**DATASET RECORDS:**
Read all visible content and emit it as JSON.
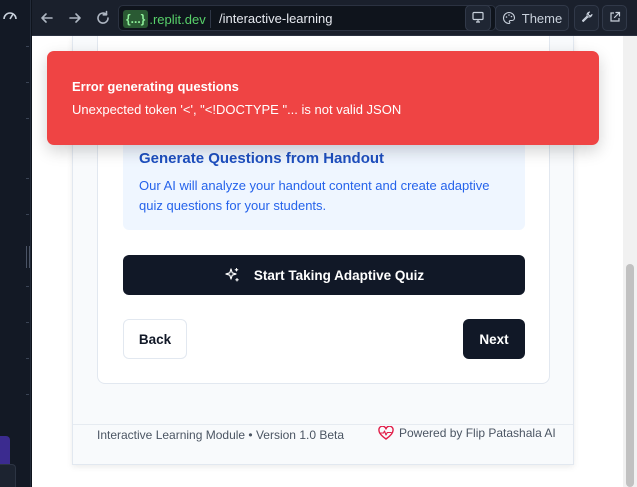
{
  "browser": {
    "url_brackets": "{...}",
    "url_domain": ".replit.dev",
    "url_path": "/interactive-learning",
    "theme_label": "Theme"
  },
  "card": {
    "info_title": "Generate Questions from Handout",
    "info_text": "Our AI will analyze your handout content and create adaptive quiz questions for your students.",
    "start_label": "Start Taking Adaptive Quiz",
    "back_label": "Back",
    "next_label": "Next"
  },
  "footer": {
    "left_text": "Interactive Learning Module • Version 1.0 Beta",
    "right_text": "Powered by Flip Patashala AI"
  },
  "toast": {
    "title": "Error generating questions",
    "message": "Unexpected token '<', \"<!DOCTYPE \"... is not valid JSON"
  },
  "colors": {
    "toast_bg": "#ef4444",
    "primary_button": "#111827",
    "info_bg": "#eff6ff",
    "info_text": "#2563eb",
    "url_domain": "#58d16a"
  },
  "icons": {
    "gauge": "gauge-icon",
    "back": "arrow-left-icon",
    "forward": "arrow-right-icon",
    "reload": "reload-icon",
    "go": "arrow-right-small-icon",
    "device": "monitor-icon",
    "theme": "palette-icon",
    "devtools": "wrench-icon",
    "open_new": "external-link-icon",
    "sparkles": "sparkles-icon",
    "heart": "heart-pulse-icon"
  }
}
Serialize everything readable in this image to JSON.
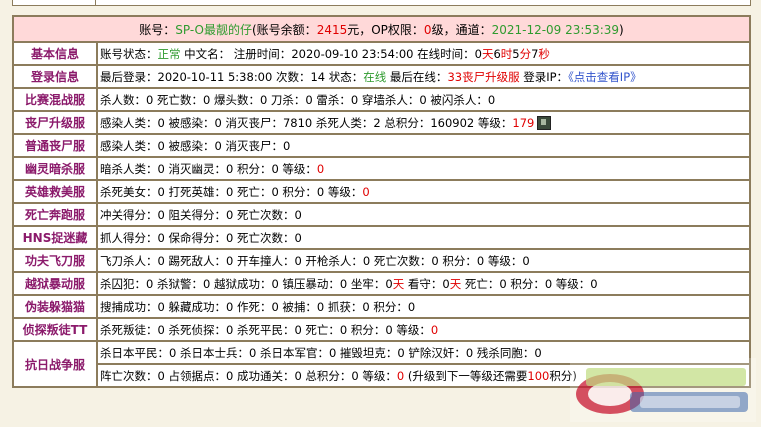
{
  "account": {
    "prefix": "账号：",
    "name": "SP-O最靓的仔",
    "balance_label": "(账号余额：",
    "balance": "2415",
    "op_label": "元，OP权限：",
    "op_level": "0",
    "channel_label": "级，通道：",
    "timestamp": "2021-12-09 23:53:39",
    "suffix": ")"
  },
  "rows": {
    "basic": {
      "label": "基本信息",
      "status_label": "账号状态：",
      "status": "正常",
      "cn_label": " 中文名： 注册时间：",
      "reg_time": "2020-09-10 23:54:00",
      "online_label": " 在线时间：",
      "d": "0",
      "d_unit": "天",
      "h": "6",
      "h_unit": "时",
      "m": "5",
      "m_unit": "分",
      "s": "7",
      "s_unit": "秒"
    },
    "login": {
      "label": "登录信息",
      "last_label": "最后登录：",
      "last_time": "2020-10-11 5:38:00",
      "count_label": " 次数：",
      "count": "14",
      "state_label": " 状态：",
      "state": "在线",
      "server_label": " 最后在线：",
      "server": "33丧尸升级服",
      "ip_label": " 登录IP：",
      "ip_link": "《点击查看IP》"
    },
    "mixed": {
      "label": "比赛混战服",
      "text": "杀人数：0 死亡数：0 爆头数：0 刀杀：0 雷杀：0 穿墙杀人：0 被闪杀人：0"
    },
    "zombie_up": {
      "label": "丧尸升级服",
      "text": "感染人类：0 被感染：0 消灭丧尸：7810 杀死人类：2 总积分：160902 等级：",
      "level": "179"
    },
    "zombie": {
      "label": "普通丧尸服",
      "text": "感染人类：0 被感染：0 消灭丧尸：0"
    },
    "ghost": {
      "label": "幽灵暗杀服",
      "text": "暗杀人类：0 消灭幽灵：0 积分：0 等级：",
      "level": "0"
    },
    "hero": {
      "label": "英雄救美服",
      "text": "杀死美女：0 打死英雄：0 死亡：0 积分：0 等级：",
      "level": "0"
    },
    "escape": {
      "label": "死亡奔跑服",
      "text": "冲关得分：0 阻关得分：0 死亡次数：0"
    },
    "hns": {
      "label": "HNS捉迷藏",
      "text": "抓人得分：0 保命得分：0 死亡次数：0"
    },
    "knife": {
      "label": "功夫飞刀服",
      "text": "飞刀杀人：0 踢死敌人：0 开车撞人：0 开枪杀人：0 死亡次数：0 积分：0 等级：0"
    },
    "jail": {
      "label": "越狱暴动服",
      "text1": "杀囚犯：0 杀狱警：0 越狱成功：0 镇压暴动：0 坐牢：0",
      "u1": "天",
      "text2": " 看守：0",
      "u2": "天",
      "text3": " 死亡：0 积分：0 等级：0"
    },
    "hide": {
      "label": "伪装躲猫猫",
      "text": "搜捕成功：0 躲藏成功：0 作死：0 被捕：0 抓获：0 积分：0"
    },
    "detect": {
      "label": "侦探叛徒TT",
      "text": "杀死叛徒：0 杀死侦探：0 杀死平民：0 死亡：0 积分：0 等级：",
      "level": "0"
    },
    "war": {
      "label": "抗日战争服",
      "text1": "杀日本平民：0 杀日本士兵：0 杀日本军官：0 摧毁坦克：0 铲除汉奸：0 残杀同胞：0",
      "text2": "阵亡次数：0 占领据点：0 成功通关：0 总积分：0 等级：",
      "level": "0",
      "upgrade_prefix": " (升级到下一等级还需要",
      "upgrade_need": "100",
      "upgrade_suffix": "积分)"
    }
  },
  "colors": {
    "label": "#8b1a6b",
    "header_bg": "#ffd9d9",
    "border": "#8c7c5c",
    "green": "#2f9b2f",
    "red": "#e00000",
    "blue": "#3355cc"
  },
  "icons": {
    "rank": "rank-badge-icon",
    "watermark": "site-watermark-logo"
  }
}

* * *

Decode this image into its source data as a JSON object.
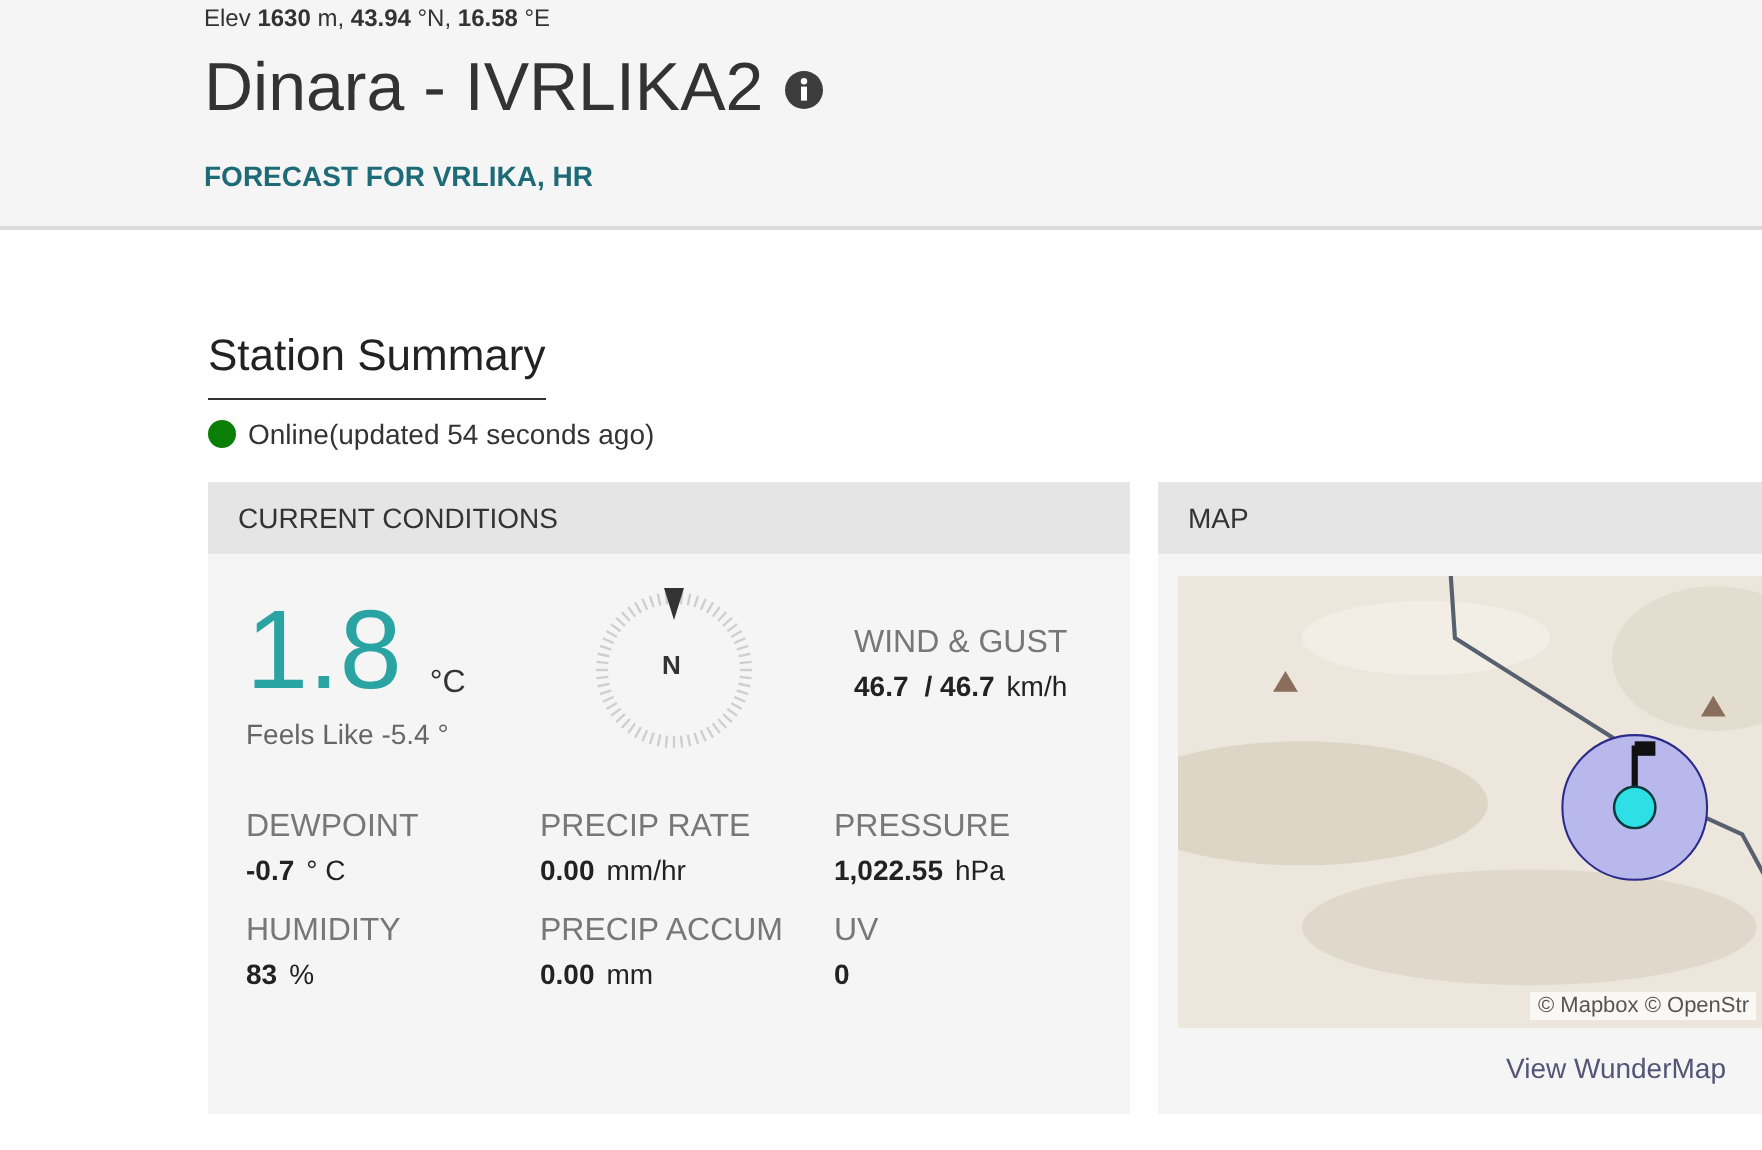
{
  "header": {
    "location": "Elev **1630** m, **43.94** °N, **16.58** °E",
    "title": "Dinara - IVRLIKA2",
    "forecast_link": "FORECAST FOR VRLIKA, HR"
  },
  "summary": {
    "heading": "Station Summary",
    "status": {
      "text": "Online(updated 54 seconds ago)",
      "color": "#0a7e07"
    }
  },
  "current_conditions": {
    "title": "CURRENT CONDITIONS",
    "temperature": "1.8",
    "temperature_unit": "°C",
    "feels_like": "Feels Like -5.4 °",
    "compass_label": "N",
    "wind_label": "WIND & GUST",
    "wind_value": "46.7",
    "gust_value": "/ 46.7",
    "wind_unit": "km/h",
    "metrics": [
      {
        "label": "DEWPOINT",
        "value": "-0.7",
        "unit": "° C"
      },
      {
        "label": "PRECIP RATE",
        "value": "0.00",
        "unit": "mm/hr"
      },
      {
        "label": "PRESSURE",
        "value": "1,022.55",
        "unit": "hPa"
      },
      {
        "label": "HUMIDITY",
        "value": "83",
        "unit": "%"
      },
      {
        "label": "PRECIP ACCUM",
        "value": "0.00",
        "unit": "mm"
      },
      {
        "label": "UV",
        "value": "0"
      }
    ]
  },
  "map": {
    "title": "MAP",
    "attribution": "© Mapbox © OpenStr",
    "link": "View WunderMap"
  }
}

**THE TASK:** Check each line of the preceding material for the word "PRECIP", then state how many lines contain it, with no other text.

**SOLUTION TO THE EXERCISE:** 2